English or Bahasa Malaysia
Regarding the letter "Please clarify" from K.BALASINGAM of Shah Alam
I am currently a medical undergraduate at our local university. I would like to clarify that the language issue plays a major part of our curriculum and of course, at the end of the day, passing the exam. In my humble opinion, both English and Bahasa Malaysia play a major role in our path of becoming a good and safe doctor in the future.
English is vital as it had long established history of being the standardized language for communication between doctors all over the world, be it Africa, China or India. Any miscommunication about details of the patients would be perilous.
Yet, in our local setting, our national language, too, is an important language, as it is the main communication tool in our daily conversation between people of different races, especially the elderly in our country. Therefore, the real scenario in the exam would be best if the medical students from other countries are able to communicate effectively with the patient and formulate the best management plan for the patient.
Wouldn’t it be horrendous if in sickness, you are being seen by a doctor who had to talk to you only through a translator, or if without the translator, he would just look at the test results and treat you as a disease, not as a person?
I believe those professional medical terms had to be learnt in the university, but basic english should be taught well in primary and secondary school, not in the university. During my second year, there used to be english classes for the undergraduates, which is a total waste of time, as it seems like drama classes to us. Luckily, these classes were taken out of our curriculum.
It would be best if other basic languages, such as Tamil, Mandarin, Cantonese or Hokkien to be taught to the medical students so that they could communicate better with patients, and i believe, in emergency, it would be life-saving.
I believe everyone would expect the doctors in our country are capable of saving lives and respecting the patients, not just being good in English, right?
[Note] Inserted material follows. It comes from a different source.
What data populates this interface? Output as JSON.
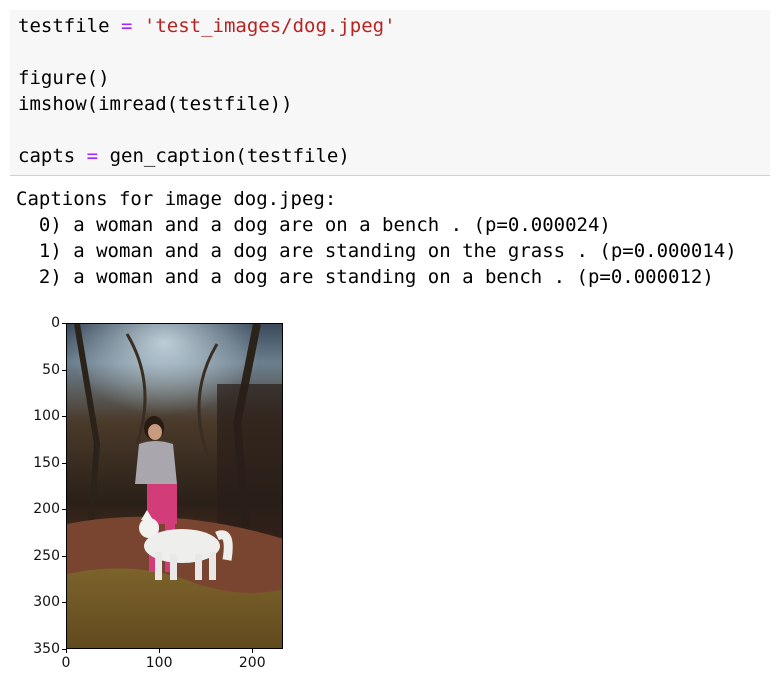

though not written in the letter, i would really like to admit that some of us, especially at times of pressure like exam, our english is really ingrish. But where is the problem? The problem is with the Education Ministry. No doubt about it. We were chosen into the undergraduate study program partly looking at our MUET (malaysia university english test) as a relatively important criteria … read it carefully… malaysia university english test… yet in an esteemed faculty, it would take in more than two handsful of students who failed their MUET and had to reMUET in the university.